Lesch-Nyhan Syndrome [x] [x]
Lesch-Nyhan syndrome (LNS) is a rare, inherited disorder cause by a deficiency of hypoxanthine-guanine phosphoribosyltransferase (HPRT). The lack of HPRT leads to a build up of uric acid in all body fluids. This can cause severe gout, kidney and bladder stones, poor muscle control, and moderate retardation that shows up in the first year of life. Nervous system and behavioral disturbances are characteristic of this disorder. People with this disorder usually deal with involuntary muscle movements such as flexing, jerking, flailing, and facial grimacing, similar to those seen in Huntington’s disease. Another common feature of LNS is self-mutilating behaviors, such as head banging and finger and lip biting that begin in their second year of life. People with this condition usually can’t walk, require assistance sitting, and are generally wheelchair-bound.
The prevalence of LNS is about 1 in 380,000 individuals, and occurs with similar frequency in all populations. Sufferers prognosis is poor; death is usually caused by renal failure in the first or second decades of life. There are no standard treatments for the neurological aspects of LNS, but symptoms like gout and stones can be treated.

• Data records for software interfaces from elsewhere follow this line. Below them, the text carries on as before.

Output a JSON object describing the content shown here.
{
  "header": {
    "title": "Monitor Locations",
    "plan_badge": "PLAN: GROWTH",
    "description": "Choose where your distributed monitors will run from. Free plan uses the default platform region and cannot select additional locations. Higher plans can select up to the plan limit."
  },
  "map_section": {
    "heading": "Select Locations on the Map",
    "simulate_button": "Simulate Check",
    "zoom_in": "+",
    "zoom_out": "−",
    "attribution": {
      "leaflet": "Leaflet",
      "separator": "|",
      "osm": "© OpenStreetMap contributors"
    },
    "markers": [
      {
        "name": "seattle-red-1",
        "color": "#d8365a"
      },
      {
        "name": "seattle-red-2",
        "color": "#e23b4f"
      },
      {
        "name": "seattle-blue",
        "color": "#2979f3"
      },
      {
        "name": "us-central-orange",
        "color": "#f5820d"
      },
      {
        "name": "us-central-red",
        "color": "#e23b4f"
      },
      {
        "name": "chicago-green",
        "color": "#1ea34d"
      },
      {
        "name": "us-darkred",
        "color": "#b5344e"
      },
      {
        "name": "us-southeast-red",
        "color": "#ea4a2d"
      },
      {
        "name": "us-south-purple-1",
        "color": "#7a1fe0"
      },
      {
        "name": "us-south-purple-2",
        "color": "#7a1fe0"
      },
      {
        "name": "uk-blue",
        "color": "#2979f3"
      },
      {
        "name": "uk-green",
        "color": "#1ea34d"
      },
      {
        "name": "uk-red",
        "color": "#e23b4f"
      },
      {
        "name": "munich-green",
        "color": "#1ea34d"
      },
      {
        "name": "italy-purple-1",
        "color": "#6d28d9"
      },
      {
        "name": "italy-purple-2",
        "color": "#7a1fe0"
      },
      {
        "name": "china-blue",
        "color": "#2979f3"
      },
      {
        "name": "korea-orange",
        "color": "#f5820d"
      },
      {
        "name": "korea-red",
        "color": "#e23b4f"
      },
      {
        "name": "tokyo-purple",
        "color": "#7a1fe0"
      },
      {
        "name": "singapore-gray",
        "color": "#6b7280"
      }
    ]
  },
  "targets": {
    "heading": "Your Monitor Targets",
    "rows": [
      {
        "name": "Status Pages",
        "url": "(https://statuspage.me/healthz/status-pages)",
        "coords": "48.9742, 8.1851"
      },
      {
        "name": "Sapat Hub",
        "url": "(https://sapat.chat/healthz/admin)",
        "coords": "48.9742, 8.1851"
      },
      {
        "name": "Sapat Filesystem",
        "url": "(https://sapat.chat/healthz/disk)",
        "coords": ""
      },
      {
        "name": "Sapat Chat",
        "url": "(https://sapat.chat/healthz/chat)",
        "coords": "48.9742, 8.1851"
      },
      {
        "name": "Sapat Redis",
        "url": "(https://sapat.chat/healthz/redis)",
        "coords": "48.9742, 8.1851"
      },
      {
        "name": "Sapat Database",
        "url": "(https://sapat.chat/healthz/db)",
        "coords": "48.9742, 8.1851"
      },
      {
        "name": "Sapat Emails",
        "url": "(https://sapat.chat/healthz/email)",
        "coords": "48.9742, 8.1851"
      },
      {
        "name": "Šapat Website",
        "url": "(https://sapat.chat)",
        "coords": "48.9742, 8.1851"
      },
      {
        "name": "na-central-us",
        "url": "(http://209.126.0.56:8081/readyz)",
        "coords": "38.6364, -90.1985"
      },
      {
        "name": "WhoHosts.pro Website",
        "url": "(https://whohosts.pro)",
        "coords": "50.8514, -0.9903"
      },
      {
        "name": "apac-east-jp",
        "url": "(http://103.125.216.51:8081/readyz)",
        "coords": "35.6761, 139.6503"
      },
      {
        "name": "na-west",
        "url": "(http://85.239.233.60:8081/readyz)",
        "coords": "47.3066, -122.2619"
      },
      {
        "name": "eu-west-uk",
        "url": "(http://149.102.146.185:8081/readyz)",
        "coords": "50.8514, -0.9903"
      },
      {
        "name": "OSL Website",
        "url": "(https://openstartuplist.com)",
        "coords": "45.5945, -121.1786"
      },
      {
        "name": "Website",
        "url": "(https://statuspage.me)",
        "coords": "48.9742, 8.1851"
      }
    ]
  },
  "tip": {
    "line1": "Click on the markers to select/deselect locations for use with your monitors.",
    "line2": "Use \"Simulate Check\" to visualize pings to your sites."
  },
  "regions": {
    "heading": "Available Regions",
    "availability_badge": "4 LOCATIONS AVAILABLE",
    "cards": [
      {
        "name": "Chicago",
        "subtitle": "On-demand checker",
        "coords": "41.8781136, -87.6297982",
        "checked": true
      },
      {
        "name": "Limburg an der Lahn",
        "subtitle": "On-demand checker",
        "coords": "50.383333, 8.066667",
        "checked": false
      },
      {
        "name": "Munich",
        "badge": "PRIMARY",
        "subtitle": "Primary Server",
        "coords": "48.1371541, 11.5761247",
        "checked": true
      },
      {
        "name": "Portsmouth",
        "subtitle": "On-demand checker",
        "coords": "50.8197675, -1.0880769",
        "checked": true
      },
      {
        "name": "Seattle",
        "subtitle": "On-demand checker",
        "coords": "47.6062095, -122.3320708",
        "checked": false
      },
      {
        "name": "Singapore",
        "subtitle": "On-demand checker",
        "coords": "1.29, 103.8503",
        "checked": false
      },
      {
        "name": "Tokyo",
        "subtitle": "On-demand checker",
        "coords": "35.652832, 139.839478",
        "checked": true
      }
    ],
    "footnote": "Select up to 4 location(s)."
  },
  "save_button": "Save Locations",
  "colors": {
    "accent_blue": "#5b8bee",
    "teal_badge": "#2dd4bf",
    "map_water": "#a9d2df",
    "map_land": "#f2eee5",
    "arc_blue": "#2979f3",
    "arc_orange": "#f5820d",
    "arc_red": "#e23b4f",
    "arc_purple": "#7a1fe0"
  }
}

LNS is an X-linked recessive disease (the gene associated with the disorder is located on the X chromosome). Only the mother carries and can pass on the gene. Males are much more frequently affected by LNS as they have only one X-chromosome (only need one mutated gene in each cell to be affected), while females have two X-chromosomes (need two mutated genes in each cell to be affected).